On the first week I started to work as a software tester I looked around on wikipedia on the subject, it didn’t touch me too much. I might have been just too new to the field to resonate.
After a year I found a reddit jobfair thread and from there the software testing/quality assurance subreddit, but it seemed to technical to me at the time. No talk on the softer skills.
Then after two years into my current job I googled software testing. I regret not remembering the motive behind this exactly, but this way I found the most popular video, the open lecture one from James Bach from Estonia.
I then, of course, quickly identified the Context-Driven guys. They resonated with me very well, because I have a non-IT background (sociology) and never went near the ISTQB. Until then I thought I’m a second-class citizen in the society of the testers.
My real interest in testing sparked when I realised that we build something and then even we forget it’s behaviour. And then everyone comes to the tester when they want to see the bigger picture. When I realised that the developers are not necessarily smarter than me. And they also don’t know what they have built.
After reading up and virtually talking to the testing community out there online for a good half year, I thought it’s time to talk to my own colleagues and see if we have things to share. Here is how I went about it:
I thought starting out with a video, something to watch then talk about would be efficient to see where we are. Most of the testers around me are older and I felt that I have nothing new to tell them (yet) and don’t yet have enough self-confidence.
So I almost shitted my pants a few times on the way, but I got out there and in a span of two weeks I talked to every tester at my company (12 person out of 70) and everyone’s direct superior. I asked the testers if they would feel like watching a talk on testing during working hours and asked the superiors if they would allow it. No one said outright no, but also no one asked what would be it really about after I described the video in a few sentences.
Three days before the screening I sent out an e-mail only to the testers to remind them and booked the room for 15 o’clock on a Friday. No team had nothing to ship that day. That’s a perfect time for a laid back session before the weekend, right? I didn’t order pizza. That was a mistake? 3 out of the 12 people came (plus me). We watched James Bach’s CAST keynote from 2014, we laughed a bit, talked about ISTQB, a bit about our role, it felt great actually talking about testing after two years at my company.
Not too much has followed unfortunately. I looked for videos that are similarly to James’ video is a good and entertaining video and general enough talk on testing. Any recommendations?
Few weeks later I invited everyone to a local meetup, organised by the local ISTQB (they are the only ones in Budapest who do something), no one came with me, and then I got a pretty good testing challenge (where the expected result from me that a Web UI should behave as “used to” after a major refeactoring), started a conversation about it through the emails I collected, but no answer came, even from the colleague on my team.
Now I’m stuck – I talk with two other colleague in the organisation about testing, just sit next to them and talk through some current issues, giving each other test ideas. One of them has just left.

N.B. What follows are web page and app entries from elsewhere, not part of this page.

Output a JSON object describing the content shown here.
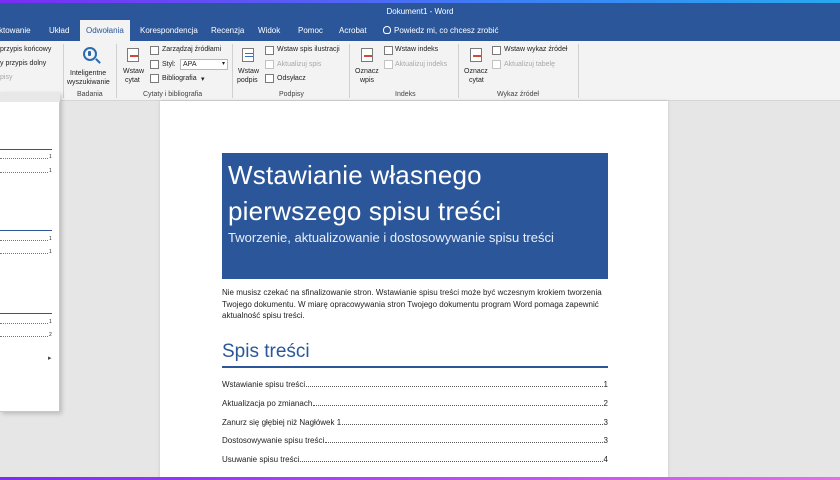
{
  "window": {
    "title": "Dokument1 - Word"
  },
  "tabs": [
    {
      "label": "ktowanie",
      "active": false
    },
    {
      "label": "Układ",
      "active": false
    },
    {
      "label": "Odwołania",
      "active": true
    },
    {
      "label": "Korespondencja",
      "active": false
    },
    {
      "label": "Recenzja",
      "active": false
    },
    {
      "label": "Widok",
      "active": false
    },
    {
      "label": "Pomoc",
      "active": false
    },
    {
      "label": "Acrobat",
      "active": false
    }
  ],
  "tell_me": "Powiedz mi, co chcesz zrobić",
  "ribbon": {
    "footnotes": {
      "endnote": "przypis końcowy",
      "next_footnote": "y przypis dolny",
      "show_notes": "pisy",
      "more": "ypisy"
    },
    "research": {
      "smart_lookup_line1": "Inteligentne",
      "smart_lookup_line2": "wyszukiwanie",
      "group": "Badania"
    },
    "citations": {
      "insert_line1": "Wstaw",
      "insert_line2": "cytat",
      "manage_sources": "Zarządzaj źródłami",
      "style_label": "Styl:",
      "style_value": "APA",
      "bibliography": "Bibliografia",
      "group": "Cytaty i bibliografia"
    },
    "captions": {
      "insert_line1": "Wstaw",
      "insert_line2": "podpis",
      "insert_table_of_figures": "Wstaw spis ilustracji",
      "update_table": "Aktualizuj spis",
      "cross_reference": "Odsyłacz",
      "group": "Podpisy"
    },
    "index": {
      "mark_line1": "Oznacz",
      "mark_line2": "wpis",
      "insert_index": "Wstaw indeks",
      "update_index": "Aktualizuj indeks",
      "group": "Indeks"
    },
    "authorities": {
      "mark_line1": "Oznacz",
      "mark_line2": "cytat",
      "insert_table": "Wstaw wykaz źródeł",
      "update_table": "Aktualizuj tabelę",
      "group": "Wykaz źródeł"
    }
  },
  "panel_numbers": [
    "1",
    "1",
    "1",
    "1",
    "1",
    "2"
  ],
  "document": {
    "cover_title": "Wstawianie własnego pierwszego spisu treści",
    "cover_subtitle": "Tworzenie, aktualizowanie i dostosowywanie spisu treści",
    "intro": "Nie musisz czekać na sfinalizowanie stron. Wstawianie spisu treści może być wczesnym krokiem tworzenia Twojego dokumentu. W miarę opracowywania stron Twojego dokumentu program Word pomaga zapewnić aktualność spisu treści.",
    "toc_heading": "Spis treści",
    "toc": [
      {
        "text": "Wstawianie spisu treści",
        "page": "1"
      },
      {
        "text": "Aktualizacja po zmianach",
        "page": "2"
      },
      {
        "text": "Zanurz się głębiej niż Nagłówek 1",
        "page": "3"
      },
      {
        "text": "Dostosowywanie spisu treści",
        "page": "3"
      },
      {
        "text": "Usuwanie spisu treści",
        "page": "4"
      }
    ]
  },
  "colors": {
    "accent": "#2b579a",
    "ribbon_bg": "#f3f3f3"
  }
}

Not so long ago we had an all-office meeting where one of the developer didn’t know what the sales team is doing. That gave me an idea to prepare a set of slides to talk about testing to other roles in the company. It should be about our day-to-day work, but also a general talk. Or should it be some kind of workshop? Some kind of fun and interactive way showing the mindset of a tester? Any input on this would be much appreciated. I’m hoping it will help the other testers to respect themselves a bit more.
This is where I’m now. We shall see.
UPDATE: Not too long after finishing this post I quit my job. My journey in shaping a testers community at my company has almost nothing to do with it.
Lead picture from James Lyndsay’s Black Box Puzzles (puzzle 6a).